Our patient’s episode of AP was most likely related to the administration of the gadolinium-based contrast agent gadoterate meglumine. Findings of our workup for the typical etiologies of AP were negative. He had no evidence of liver dysfunction and no history of alcohol abuse. His normal bilirubin level and normal imaging findings ruled out gallstones as a potential etiology. Additionally, his laboratory test results were negative for hypertriglyceridemia and hypercalcemia. Autoimmune pancreatitis was also excluded, given his normal IgG4 level and lack of physical examination findings.
Gadolinium-induced AP usually develops hours after the administration of gadoterate meglumine. AP also has been reported with the gadolinium contrast agents gadodiamide (Omniscan),4 gadolinium-diethylenetriamine pentaacetic acid (Gd-DTPA),5 and gadobenate dimeglumine (MultiHance).6 To our knowledge, this is the first report of AP associated with exposure to gadoterate meglumine.
The use of gadolinium-based contrast agents for diagnostic imaging has generally been increasing, since these agents are considered safe in patients with renal insufficiency.4 Animal studies have reported that CT contrast media can impair pancreatic microcirculation and thus contribute to pancreatitis.7,8 Nevertheless, the specific mechanisms for how gadolinium could induce pancreatitis remain to be elucidated.
- Banks PA, Bollen TL, Dervenis C, et al; Acute Pancreatitis Classification Working Group. Classification of acute pancreatitis—2012: revision of the Atlanta classification and definitions by international consensus. Gut. 2013;62(1):102-111.
- Spanier BWM, Dijkgraaf MGW, Bruno MJ. Epidemiology, aetiology and outcome of acute and chronic pancreatitis: an update. Best Pract Res Clin Gastroenterol. 2008;22(1):45-63.
- Nitsche CJ, Jamieson N, Lerch MM, Mayerle JV. Drug induced pancreatitis. Best Pract Res Clin Gastroenterol. 2010;24(2):143-155.
- Schenker MP, Solomon JA, Roberts DA. Gadolinium arteriography complicated by acute pancreatitis and acute renal failure. J Vasc Interv Radiol. 2001;12(3):393.
- Terzi C, Sökmen S. Acute pancreatitis induced by magnetic-resonance-imaging contrast agent. Lancet. 1999;354(9192):1789-1790.
- Blasco-Perrin H, Glaser B, Pienkowski M, Peron JM, Payen JL. Gadolinium induced recurrent acute pancreatitis. Pancreatology. 2013;13(1):88-89.
- Hotz HG, Schmidt J, Ryschich EW, et al. Isovolemic hemodilution with dextran prevents contrast medium induced impairment of pancreatic microcirculation in necrotizing pancreatitis of the rat.

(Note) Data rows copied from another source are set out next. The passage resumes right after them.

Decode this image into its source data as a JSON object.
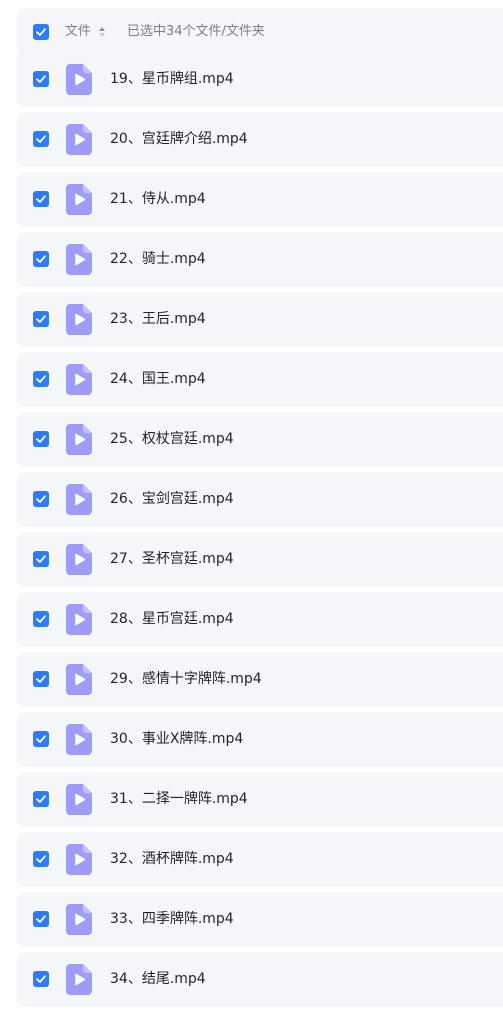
{
  "header": {
    "column_label": "文件",
    "selection_status": "已选中34个文件/文件夹"
  },
  "icons": {
    "checkbox": "checkbox-checked-icon",
    "file": "video-file-icon",
    "sort": "sort-icon"
  },
  "colors": {
    "checkbox": "#2b7cf6",
    "file_icon": "#9e9cf6",
    "row_bg": "#f5f6fa"
  },
  "files": [
    {
      "name": "19、星币牌组.mp4",
      "selected": true
    },
    {
      "name": "20、宫廷牌介绍.mp4",
      "selected": true
    },
    {
      "name": "21、侍从.mp4",
      "selected": true
    },
    {
      "name": "22、骑士.mp4",
      "selected": true
    },
    {
      "name": "23、王后.mp4",
      "selected": true
    },
    {
      "name": "24、国王.mp4",
      "selected": true
    },
    {
      "name": "25、权杖宫廷.mp4",
      "selected": true
    },
    {
      "name": "26、宝剑宫廷.mp4",
      "selected": true
    },
    {
      "name": "27、圣杯宫廷.mp4",
      "selected": true
    },
    {
      "name": "28、星币宫廷.mp4",
      "selected": true
    },
    {
      "name": "29、感情十字牌阵.mp4",
      "selected": true
    },
    {
      "name": "30、事业X牌阵.mp4",
      "selected": true
    },
    {
      "name": "31、二择一牌阵.mp4",
      "selected": true
    },
    {
      "name": "32、酒杯牌阵.mp4",
      "selected": true
    },
    {
      "name": "33、四季牌阵.mp4",
      "selected": true
    },
    {
      "name": "34、结尾.mp4",
      "selected": true
    }
  ]
}
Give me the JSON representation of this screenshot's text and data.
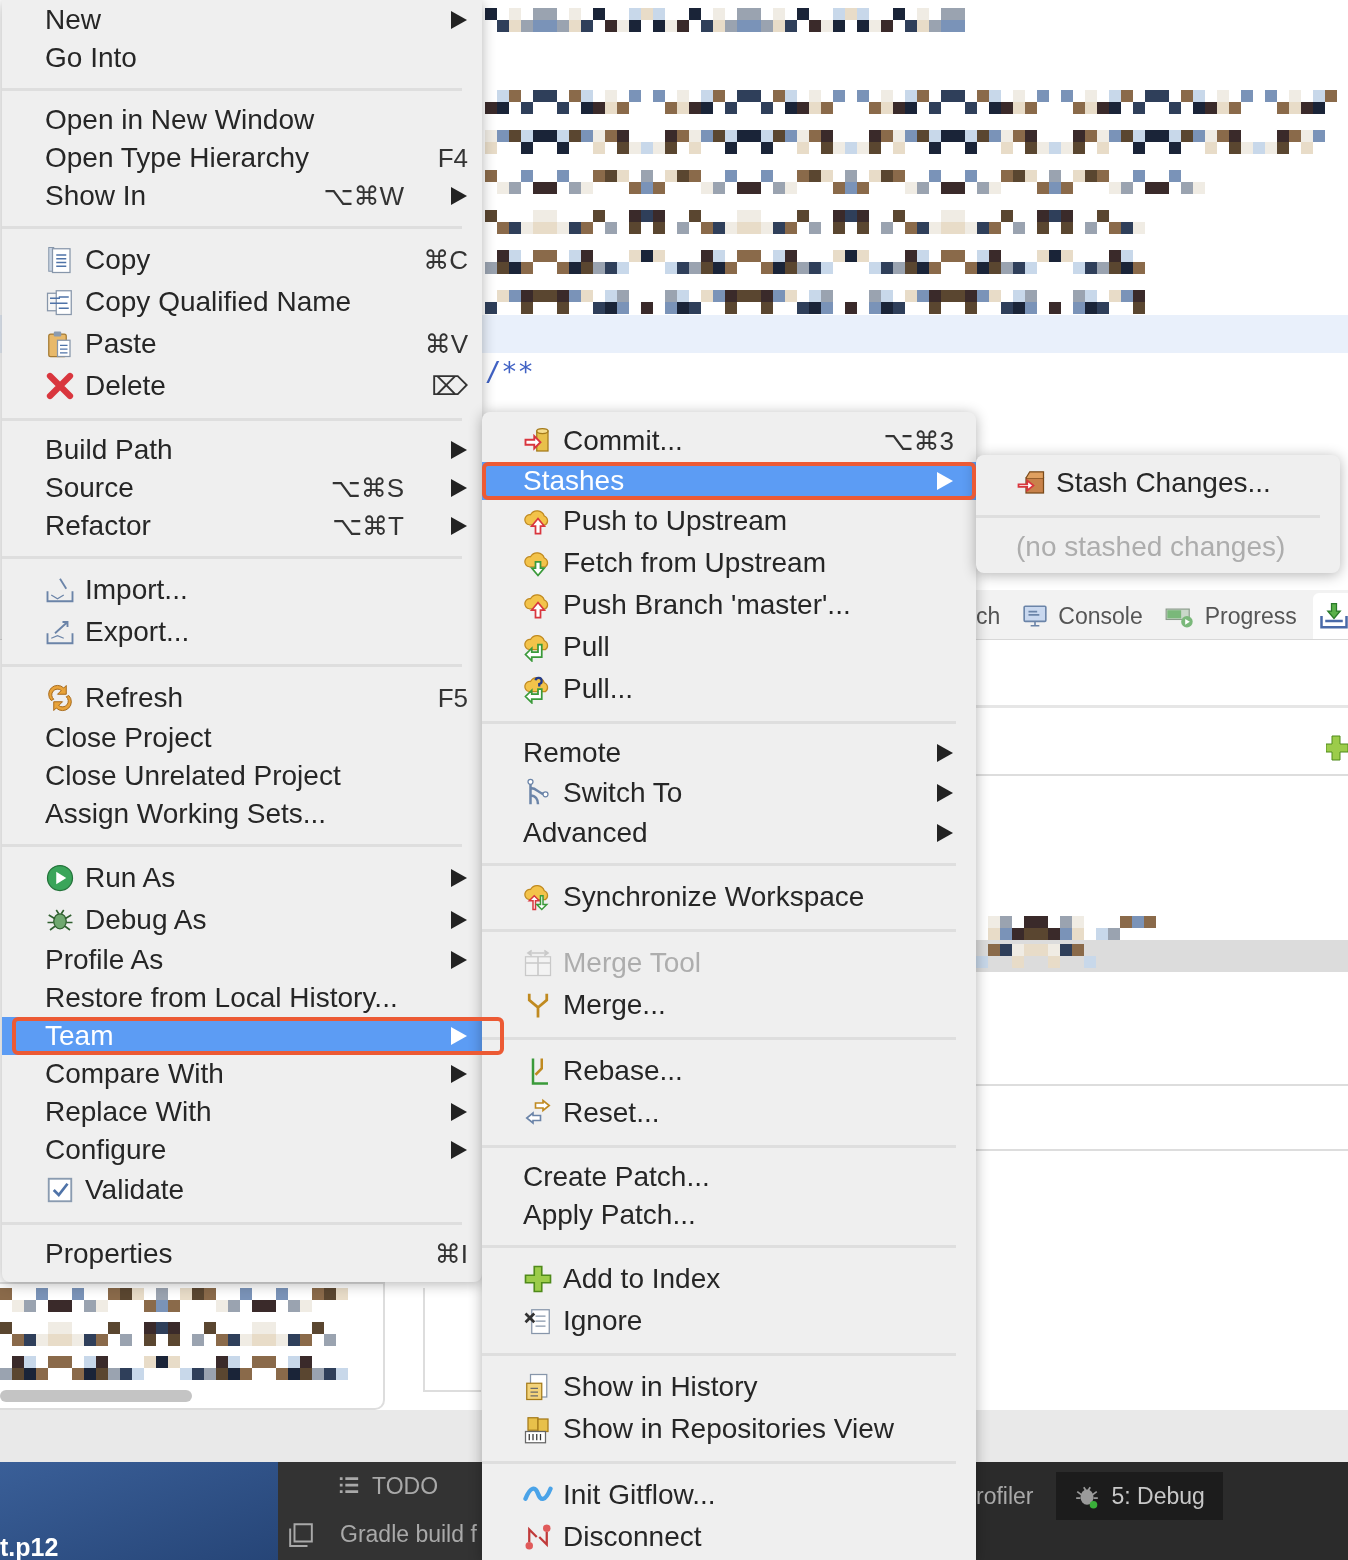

Am J Surg. 1995;169(1):161-166.
- Schmidt J, Hotz HG, Foitzik T, et al. Intravenous contrast medium aggravates the impairment of pancreatic microcirculation in necrotizing pancreatitis in the rat. Ann Surg. 1995;221(3):257-264.